They were spending the evening in Folsom, Louisiana. When the group arrived there, Laetitia took them to their lodging, gave them a time to meet her for dinner, and found a local bar. The buzz there was about a magazine writer who was in town doing a nationwide survey for an article about the best towns in the United States for bachelors. At dinner, Laetitia presented the limerick of the day.

When a magazine writer would poll some
Of the bachelor men around Folsom
‘Bout the ladies in town
They’d say with a frown
That most of them just are too wholesome.

Day 487: Puissant Savant?

Leaving Slidell, Laetitia and her group crossed Lake Ponchartrain and explored the hundred miles or so of the Mississippi River’s east bank. On several occasions when Laetitia led tours in the western United States, aspiring authors had joined her group and handed her their manuscripts based on the mistaken notion that, as a limericist, she could help them improve their novels-in-progress. This hadn’t happened recently, and she was hoping this phenomenon was a thing of the past, but today a budding novelist named Newt joined her group.
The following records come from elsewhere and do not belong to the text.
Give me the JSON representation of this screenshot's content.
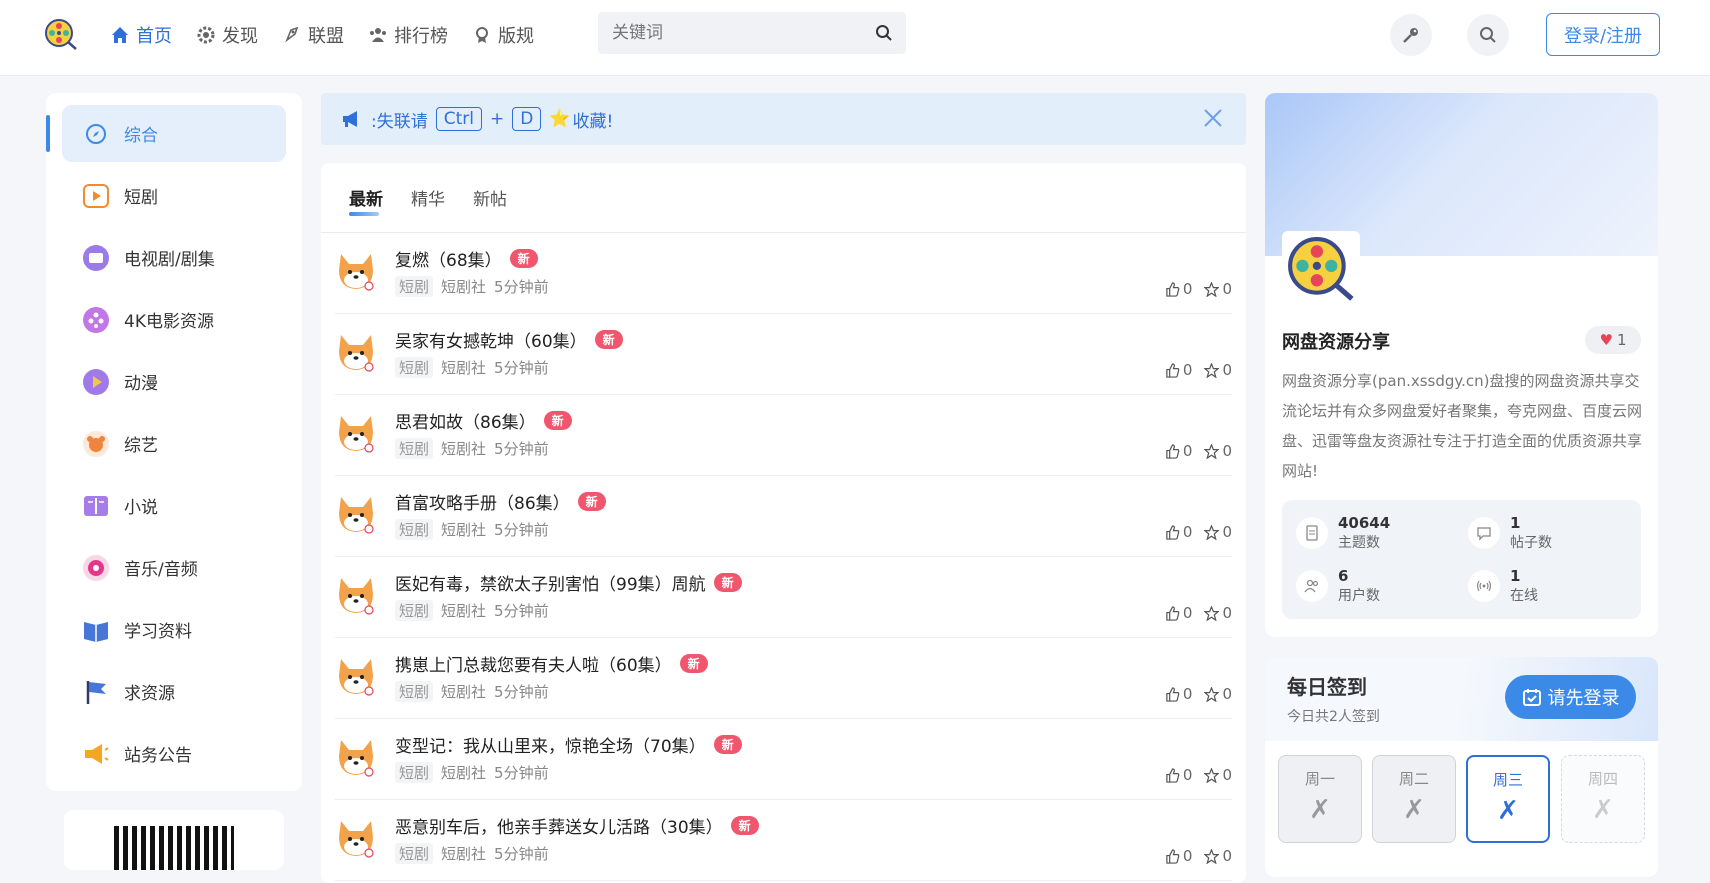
{
  "header": {
    "nav": [
      {
        "label": "首页",
        "icon": "home-icon"
      },
      {
        "label": "发现",
        "icon": "gear-icon"
      },
      {
        "label": "联盟",
        "icon": "rocket-icon"
      },
      {
        "label": "排行榜",
        "icon": "users-icon"
      },
      {
        "label": "版规",
        "icon": "award-icon"
      }
    ],
    "search_placeholder": "关键词",
    "login_label": "登录/注册"
  },
  "sidebar": {
    "items": [
      {
        "label": "综合",
        "icon": "compass-icon"
      },
      {
        "label": "短剧",
        "icon": "play-icon"
      },
      {
        "label": "电视剧/剧集",
        "icon": "tv-icon"
      },
      {
        "label": "4K电影资源",
        "icon": "film-reel-icon"
      },
      {
        "label": "动漫",
        "icon": "play-circle-icon"
      },
      {
        "label": "综艺",
        "icon": "bear-icon"
      },
      {
        "label": "小说",
        "icon": "book-icon"
      },
      {
        "label": "音乐/音频",
        "icon": "music-disc-icon"
      },
      {
        "label": "学习资料",
        "icon": "open-book-icon"
      },
      {
        "label": "求资源",
        "icon": "flag-icon"
      },
      {
        "label": "站务公告",
        "icon": "megaphone-icon"
      }
    ]
  },
  "notice": {
    "text_before": ":失联请",
    "key1": "Ctrl",
    "plus": "+",
    "key2": "D",
    "text_after": "收藏!"
  },
  "feed": {
    "tabs": [
      "最新",
      "精华",
      "新帖"
    ],
    "posts": [
      {
        "title": "复燃（68集）",
        "badge": "新",
        "tag": "短剧",
        "forum": "短剧社",
        "time": "5分钟前",
        "likes": "0",
        "favs": "0"
      },
      {
        "title": "吴家有女撼乾坤（60集）",
        "badge": "新",
        "tag": "短剧",
        "forum": "短剧社",
        "time": "5分钟前",
        "likes": "0",
        "favs": "0"
      },
      {
        "title": "思君如故（86集）",
        "badge": "新",
        "tag": "短剧",
        "forum": "短剧社",
        "time": "5分钟前",
        "likes": "0",
        "favs": "0"
      },
      {
        "title": "首富攻略手册（86集）",
        "badge": "新",
        "tag": "短剧",
        "forum": "短剧社",
        "time": "5分钟前",
        "likes": "0",
        "favs": "0"
      },
      {
        "title": "医妃有毒，禁欲太子别害怕（99集）周航",
        "badge": "新",
        "tag": "短剧",
        "forum": "短剧社",
        "time": "5分钟前",
        "likes": "0",
        "favs": "0"
      },
      {
        "title": "携崽上门总裁您要有夫人啦（60集）",
        "badge": "新",
        "tag": "短剧",
        "forum": "短剧社",
        "time": "5分钟前",
        "likes": "0",
        "favs": "0"
      },
      {
        "title": "变型记：我从山里来，惊艳全场（70集）",
        "badge": "新",
        "tag": "短剧",
        "forum": "短剧社",
        "time": "5分钟前",
        "likes": "0",
        "favs": "0"
      },
      {
        "title": "恶意别车后，他亲手葬送女儿活路（30集）",
        "badge": "新",
        "tag": "短剧",
        "forum": "短剧社",
        "time": "5分钟前",
        "likes": "0",
        "favs": "0"
      }
    ]
  },
  "profile": {
    "name": "网盘资源分享",
    "likes": "1",
    "description": "网盘资源分享(pan.xssdgy.cn)盘搜的网盘资源共享交流论坛并有众多网盘爱好者聚集，夸克网盘、百度云网盘、迅雷等盘友资源社专注于打造全面的优质资源共享网站!",
    "stats": [
      {
        "value": "40644",
        "label": "主题数",
        "icon": "document-icon"
      },
      {
        "value": "1",
        "label": "帖子数",
        "icon": "comment-icon"
      },
      {
        "value": "6",
        "label": "用户数",
        "icon": "users-icon"
      },
      {
        "value": "1",
        "label": "在线",
        "icon": "broadcast-icon"
      }
    ]
  },
  "signin": {
    "title": "每日签到",
    "subtitle": "今日共2人签到",
    "button": "请先登录",
    "days": [
      {
        "label": "周一",
        "mark": "✗"
      },
      {
        "label": "周二",
        "mark": "✗"
      },
      {
        "label": "周三",
        "mark": "✗"
      },
      {
        "label": "周四",
        "mark": "✗"
      }
    ]
  },
  "colors": {
    "accent": "#3c8ae8",
    "badge": "#f0566d"
  }
}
He and his wife had joined the tour from nearby Davant, which, coincidentally, was where the Mind’s Eye group was spending the evening. His effort was short, consisting of only of the beginning sentence, so Laetitia agreed to look at it. It read:
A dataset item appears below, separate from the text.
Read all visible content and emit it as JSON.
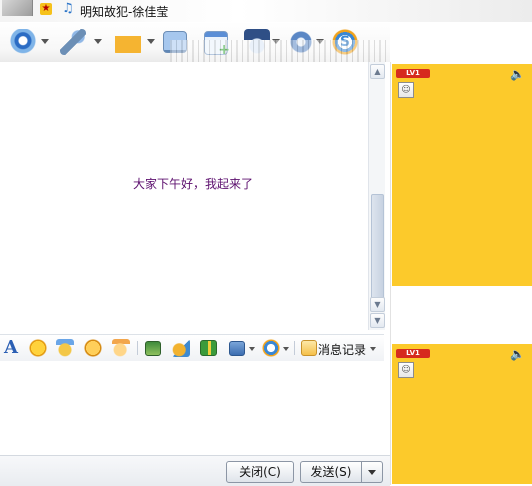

The belted, brass-jacketed 5.56 mm rounds of his Stoner glinted in the late afternoon sunshine as SEAL Lieutenant Blade, his steel-blue eyes scanning the snarled vegetation, steered the Boston Whaler down a narrow, palm-lined channel of brown delta water toward a date with Destiny—the doe-eyed dancer at the Bayou Belle who had urged, “Come prepared.”

Laetitia had just finished reading it when Newt’s wife appeared with a look of disgust on her face, berated him, grabbed him by the arm, handed him some binoculars, and led him off in the direction of some wading birds. That evening in Davant, Newt became the subject of the limerick of the day. The happy hour gossip about him was that he brags to everyone that he’s a writer, but has only written one line. His neighbors are tired of hearing his “writer’s block” excuse, and his wife wants him to get a job.

Newt bragged that he was a savant
And a writer of novels, puissant
But his neighbors opine
He’s but good for one line
He’s the town laughing stock in Davant.